Stephanie Faris said...

I never thought about finding your cover on someone else's books. Yikes! But what you mentioned is exactly why many published authors won't read other author's books. It just puts them at risk of being accused of theft. It's a shame, but many successful authors I've met have that policy.

Stephanie Faris
IWSG Co-Host
http://stephie5741.blogspot.com

Murees Dupé said...

Oh no! Sorry. I admire your attitude. I would probably have been crying and then hope voodoo really works:) But Karma is definitely another good option.

KC Kendricks said...

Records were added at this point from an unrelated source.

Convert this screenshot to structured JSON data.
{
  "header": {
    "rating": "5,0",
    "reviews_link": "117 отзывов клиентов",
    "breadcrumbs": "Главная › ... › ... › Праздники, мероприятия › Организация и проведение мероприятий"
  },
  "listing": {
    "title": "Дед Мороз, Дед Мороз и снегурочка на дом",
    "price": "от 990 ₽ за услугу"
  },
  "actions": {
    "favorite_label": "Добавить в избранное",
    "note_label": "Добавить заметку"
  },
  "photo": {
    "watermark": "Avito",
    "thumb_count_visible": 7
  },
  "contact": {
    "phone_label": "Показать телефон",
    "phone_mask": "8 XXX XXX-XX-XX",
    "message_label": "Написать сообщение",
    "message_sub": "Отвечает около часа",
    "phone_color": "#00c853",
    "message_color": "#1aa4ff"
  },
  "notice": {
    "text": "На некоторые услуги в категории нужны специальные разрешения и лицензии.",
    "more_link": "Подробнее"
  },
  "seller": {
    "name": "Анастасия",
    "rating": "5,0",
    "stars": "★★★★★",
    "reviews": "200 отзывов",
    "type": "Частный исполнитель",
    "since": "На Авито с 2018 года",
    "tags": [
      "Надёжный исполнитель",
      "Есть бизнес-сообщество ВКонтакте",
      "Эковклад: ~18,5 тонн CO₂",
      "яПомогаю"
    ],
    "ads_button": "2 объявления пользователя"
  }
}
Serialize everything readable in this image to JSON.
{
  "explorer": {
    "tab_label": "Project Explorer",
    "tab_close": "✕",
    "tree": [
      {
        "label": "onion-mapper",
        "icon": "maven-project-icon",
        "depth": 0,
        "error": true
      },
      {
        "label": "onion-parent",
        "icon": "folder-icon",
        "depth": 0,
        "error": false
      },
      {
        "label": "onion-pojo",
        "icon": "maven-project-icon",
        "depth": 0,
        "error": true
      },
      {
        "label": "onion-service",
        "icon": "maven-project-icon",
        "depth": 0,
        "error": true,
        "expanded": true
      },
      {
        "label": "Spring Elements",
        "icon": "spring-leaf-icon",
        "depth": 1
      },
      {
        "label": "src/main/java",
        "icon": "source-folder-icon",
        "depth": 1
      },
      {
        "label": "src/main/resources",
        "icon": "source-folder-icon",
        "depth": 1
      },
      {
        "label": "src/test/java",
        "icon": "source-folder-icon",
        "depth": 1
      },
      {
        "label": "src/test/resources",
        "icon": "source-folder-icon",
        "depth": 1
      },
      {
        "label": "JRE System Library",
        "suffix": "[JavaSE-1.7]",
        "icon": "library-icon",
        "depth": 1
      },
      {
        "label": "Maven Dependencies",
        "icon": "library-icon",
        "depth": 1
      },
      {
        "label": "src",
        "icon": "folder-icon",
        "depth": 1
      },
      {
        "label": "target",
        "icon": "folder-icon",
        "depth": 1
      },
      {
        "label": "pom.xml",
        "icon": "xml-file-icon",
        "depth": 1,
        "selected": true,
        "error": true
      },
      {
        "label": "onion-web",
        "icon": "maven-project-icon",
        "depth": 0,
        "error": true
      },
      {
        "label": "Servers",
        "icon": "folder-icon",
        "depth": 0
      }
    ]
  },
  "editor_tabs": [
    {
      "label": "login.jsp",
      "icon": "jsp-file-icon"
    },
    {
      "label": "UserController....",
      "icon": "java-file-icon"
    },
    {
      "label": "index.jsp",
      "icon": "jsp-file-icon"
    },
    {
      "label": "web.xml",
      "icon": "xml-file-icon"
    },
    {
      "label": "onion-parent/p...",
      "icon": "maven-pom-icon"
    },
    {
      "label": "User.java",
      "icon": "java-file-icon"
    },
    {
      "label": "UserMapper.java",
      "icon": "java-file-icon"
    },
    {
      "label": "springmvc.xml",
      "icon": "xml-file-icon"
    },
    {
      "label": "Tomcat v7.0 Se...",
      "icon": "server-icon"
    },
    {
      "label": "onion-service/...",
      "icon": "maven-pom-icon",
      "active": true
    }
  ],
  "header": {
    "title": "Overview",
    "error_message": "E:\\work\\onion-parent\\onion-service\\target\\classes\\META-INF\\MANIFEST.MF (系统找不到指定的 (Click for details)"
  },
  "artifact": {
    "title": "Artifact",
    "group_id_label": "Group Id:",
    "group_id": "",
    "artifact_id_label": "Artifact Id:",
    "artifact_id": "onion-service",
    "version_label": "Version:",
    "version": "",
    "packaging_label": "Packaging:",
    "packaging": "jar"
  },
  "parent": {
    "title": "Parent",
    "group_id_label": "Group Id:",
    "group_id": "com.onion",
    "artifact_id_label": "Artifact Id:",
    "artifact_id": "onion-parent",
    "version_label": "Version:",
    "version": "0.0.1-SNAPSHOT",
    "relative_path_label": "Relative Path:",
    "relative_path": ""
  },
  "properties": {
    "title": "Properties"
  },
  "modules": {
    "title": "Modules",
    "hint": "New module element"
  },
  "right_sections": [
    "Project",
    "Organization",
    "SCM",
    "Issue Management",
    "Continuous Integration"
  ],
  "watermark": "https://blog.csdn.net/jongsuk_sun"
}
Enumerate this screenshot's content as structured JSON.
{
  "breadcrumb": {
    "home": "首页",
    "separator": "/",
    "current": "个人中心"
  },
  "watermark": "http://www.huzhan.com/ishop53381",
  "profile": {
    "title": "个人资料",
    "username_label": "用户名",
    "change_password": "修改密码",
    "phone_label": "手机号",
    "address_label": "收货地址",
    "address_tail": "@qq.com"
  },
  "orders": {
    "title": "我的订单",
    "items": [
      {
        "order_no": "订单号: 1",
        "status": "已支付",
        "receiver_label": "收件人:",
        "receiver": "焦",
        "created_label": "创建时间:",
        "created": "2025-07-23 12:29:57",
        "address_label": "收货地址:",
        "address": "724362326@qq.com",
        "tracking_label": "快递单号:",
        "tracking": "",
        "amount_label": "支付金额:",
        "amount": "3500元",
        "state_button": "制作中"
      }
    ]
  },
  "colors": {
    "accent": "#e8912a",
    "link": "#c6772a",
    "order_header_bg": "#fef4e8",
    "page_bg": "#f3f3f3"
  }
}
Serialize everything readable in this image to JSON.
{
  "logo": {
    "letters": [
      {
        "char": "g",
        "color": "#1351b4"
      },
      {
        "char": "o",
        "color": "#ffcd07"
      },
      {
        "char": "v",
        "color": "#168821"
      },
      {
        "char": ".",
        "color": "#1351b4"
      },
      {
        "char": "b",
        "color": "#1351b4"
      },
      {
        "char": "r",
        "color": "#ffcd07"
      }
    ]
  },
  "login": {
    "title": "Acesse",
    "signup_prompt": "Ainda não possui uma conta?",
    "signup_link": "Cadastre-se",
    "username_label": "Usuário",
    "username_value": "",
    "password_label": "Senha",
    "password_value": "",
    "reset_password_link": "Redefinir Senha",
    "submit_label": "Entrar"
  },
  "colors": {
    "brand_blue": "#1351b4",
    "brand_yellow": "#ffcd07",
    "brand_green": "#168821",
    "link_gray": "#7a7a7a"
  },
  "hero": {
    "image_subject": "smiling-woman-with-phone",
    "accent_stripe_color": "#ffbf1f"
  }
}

Until I was looking for a cover for Hey, Joe, I didn't realize just how small the pool is of really suitable, affordable cover stock. The other side of that coin - I now know how cheap some of the cover stock used by publishers really is.

It is really easy for a phrase you read somewhere to creep into your own work, especially if it's a really good one. And it's not that you intentionally ripped-off the phrase, it just sticks in your brain and pops out when needed.

Thanks for stopping by Between the Keys!

KC Kendricks said...

Hi, Murees! I've been around awhile and with so many people writing these days, it's hard not to find some strange overlaps.

Thanks for stopping by today!

libertyfallsdown said...

I remember once seeing a re-issued book by a big name author whose new cover used an identical stock image to another book I'd read earlier that year, just filtered with a different colour. If the big publishers are at it, then the indie authors using a small pool of stock images are going to have the same issues.

And don't get me started on how many books are published with 'fans of LATEST POPULAR TITLE will love this' are practically plagiarised versions of said book. I lost count of the number of Twilight-alikes I read... I guess there's some weight to the argument that there are only so many different plots.

KC Kendricks said...

I've seen that "fans of" a lot, too. Readers are smarter than ever these days. You can't fool many of them with a line of crap and it's not in the author's best interest to try it.